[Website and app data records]
*** Begin section ***
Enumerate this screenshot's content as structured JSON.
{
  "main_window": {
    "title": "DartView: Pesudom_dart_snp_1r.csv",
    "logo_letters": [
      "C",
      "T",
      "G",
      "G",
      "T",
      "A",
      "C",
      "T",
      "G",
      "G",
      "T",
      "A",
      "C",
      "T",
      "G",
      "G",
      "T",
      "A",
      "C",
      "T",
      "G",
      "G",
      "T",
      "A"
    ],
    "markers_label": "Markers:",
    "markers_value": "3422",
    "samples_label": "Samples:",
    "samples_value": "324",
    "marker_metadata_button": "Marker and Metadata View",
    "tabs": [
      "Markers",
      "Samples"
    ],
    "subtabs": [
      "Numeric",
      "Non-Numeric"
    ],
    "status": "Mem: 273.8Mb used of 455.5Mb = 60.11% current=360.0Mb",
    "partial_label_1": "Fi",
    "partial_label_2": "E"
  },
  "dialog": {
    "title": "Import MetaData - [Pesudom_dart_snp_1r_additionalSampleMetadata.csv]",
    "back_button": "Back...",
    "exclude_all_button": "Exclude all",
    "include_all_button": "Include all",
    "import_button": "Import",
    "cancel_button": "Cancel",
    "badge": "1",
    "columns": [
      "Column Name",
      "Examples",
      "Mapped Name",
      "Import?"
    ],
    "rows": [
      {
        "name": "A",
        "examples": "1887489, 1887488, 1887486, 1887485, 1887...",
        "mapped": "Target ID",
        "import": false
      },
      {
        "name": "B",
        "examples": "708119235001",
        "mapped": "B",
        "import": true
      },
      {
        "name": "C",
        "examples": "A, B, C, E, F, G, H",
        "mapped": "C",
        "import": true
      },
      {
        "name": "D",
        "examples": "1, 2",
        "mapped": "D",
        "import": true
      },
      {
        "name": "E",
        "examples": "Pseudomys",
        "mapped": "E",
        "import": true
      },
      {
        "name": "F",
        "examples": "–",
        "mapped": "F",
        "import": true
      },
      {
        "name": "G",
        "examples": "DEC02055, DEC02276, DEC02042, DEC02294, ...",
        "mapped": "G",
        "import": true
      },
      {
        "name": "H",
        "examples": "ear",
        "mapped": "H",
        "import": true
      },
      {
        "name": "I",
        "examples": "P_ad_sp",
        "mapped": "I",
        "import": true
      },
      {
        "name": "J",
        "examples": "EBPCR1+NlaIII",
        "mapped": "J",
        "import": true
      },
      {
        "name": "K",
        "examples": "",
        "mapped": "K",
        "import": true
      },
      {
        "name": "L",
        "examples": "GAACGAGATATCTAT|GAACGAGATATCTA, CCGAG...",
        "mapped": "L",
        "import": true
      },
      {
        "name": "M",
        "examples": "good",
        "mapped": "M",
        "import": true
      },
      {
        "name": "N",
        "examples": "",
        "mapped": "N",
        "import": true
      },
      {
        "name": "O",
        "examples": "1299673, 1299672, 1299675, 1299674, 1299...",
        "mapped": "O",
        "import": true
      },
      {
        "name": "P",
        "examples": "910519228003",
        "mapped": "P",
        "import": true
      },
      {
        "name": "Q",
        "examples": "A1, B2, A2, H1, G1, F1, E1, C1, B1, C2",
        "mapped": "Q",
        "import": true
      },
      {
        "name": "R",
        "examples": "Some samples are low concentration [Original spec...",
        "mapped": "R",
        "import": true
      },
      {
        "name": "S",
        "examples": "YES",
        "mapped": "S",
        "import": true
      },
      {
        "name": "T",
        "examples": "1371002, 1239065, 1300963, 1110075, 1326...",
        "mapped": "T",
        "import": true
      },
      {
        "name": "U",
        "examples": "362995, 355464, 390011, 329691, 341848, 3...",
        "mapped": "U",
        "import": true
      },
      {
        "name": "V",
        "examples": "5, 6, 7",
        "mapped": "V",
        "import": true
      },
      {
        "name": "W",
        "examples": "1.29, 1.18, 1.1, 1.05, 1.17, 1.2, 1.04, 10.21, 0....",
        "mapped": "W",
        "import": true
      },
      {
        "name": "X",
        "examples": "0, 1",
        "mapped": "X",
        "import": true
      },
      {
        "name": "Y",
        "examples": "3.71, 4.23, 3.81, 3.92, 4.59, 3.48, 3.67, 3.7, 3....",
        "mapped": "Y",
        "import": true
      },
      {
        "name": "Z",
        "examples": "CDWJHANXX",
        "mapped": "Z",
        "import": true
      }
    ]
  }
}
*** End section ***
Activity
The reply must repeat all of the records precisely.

Solution to the problem
Enumerate this screenshot's content as structured JSON.
{
  "main_window": {
    "title": "DartView: Pesudom_dart_snp_1r.csv",
    "logo_letters": [
      "C",
      "T",
      "G",
      "G",
      "T",
      "A",
      "C",
      "T",
      "G",
      "G",
      "T",
      "A",
      "C",
      "T",
      "G",
      "G",
      "T",
      "A",
      "C",
      "T",
      "G",
      "G",
      "T",
      "A"
    ],
    "markers_label": "Markers:",
    "markers_value": "3422",
    "samples_label": "Samples:",
    "samples_value": "324",
    "marker_metadata_button": "Marker and Metadata View",
    "tabs": [
      "Markers",
      "Samples"
    ],
    "subtabs": [
      "Numeric",
      "Non-Numeric"
    ],
    "status": "Mem: 273.8Mb used of 455.5Mb = 60.11% current=360.0Mb",
    "partial_label_1": "Fi",
    "partial_label_2": "E"
  },
  "dialog": {
    "title": "Import MetaData - [Pesudom_dart_snp_1r_additionalSampleMetadata.csv]",
    "back_button": "Back...",
    "exclude_all_button": "Exclude all",
    "include_all_button": "Include all",
    "import_button": "Import",
    "cancel_button": "Cancel",
    "badge": "1",
    "columns": [
      "Column Name",
      "Examples",
      "Mapped Name",
      "Import?"
    ],
    "rows": [
      {
        "name": "A",
        "examples": "1887489, 1887488, 1887486, 1887485, 1887...",
        "mapped": "Target ID",
        "import": false
      },
      {
        "name": "B",
        "examples": "708119235001",
        "mapped": "B",
        "import": true
      },
      {
        "name": "C",
        "examples": "A, B, C, E, F, G, H",
        "mapped": "C",
        "import": true
      },
      {
        "name": "D",
        "examples": "1, 2",
        "mapped": "D",
        "import": true
      },
      {
        "name": "E",
        "examples": "Pseudomys",
        "mapped": "E",
        "import": true
      },
      {
        "name": "F",
        "examples": "–",
        "mapped": "F",
        "import": true
      },
      {
        "name": "G",
        "examples": "DEC02055, DEC02276, DEC02042, DEC02294, ...",
        "mapped": "G",
        "import": true
      },
      {
        "name": "H",
        "examples": "ear",
        "mapped": "H",
        "import": true
      },
      {
        "name": "I",
        "examples": "P_ad_sp",
        "mapped": "I",
        "import": true
      },
      {
        "name": "J",
        "examples": "EBPCR1+NlaIII",
        "mapped": "J",
        "import": true
      },
      {
        "name": "K",
        "examples": "",
        "mapped": "K",
        "import": true
      },
      {
        "name": "L",
        "examples": "GAACGAGATATCTAT|GAACGAGATATCTA, CCGAG...",
        "mapped": "L",
        "import": true
      },
      {
        "name": "M",
        "examples": "good",
        "mapped": "M",
        "import": true
      },
      {
        "name": "N",
        "examples": "",
        "mapped": "N",
        "import": true
      },
      {
        "name": "O",
        "examples": "1299673, 1299672, 1299675, 1299674, 1299...",
        "mapped": "O",
        "import": true
      },
      {
        "name": "P",
        "examples": "910519228003",
        "mapped": "P",
        "import": true
      },
      {
        "name": "Q",
        "examples": "A1, B2, A2, H1, G1, F1, E1, C1, B1, C2",
        "mapped": "Q",
        "import": true
      },
      {
        "name": "R",
        "examples": "Some samples are low concentration [Original spec...",
        "mapped": "R",
        "import": true
      },
      {
        "name": "S",
        "examples": "YES",
        "mapped": "S",
        "import": true
      },
      {
        "name": "T",
        "examples": "1371002, 1239065, 1300963, 1110075, 1326...",
        "mapped": "T",
        "import": true
      },
      {
        "name": "U",
        "examples": "362995, 355464, 390011, 329691, 341848, 3...",
        "mapped": "U",
        "import": true
      },
      {
        "name": "V",
        "examples": "5, 6, 7",
        "mapped": "V",
        "import": true
      },
      {
        "name": "W",
        "examples": "1.29, 1.18, 1.1, 1.05, 1.17, 1.2, 1.04, 10.21, 0....",
        "mapped": "W",
        "import": true
      },
      {
        "name": "X",
        "examples": "0, 1",
        "mapped": "X",
        "import": true
      },
      {
        "name": "Y",
        "examples": "3.71, 4.23, 3.81, 3.92, 4.59, 3.48, 3.67, 3.7, 3....",
        "mapped": "Y",
        "import": true
      },
      {
        "name": "Z",
        "examples": "CDWJHANXX",
        "mapped": "Z",
        "import": true
      }
    ]
  }
}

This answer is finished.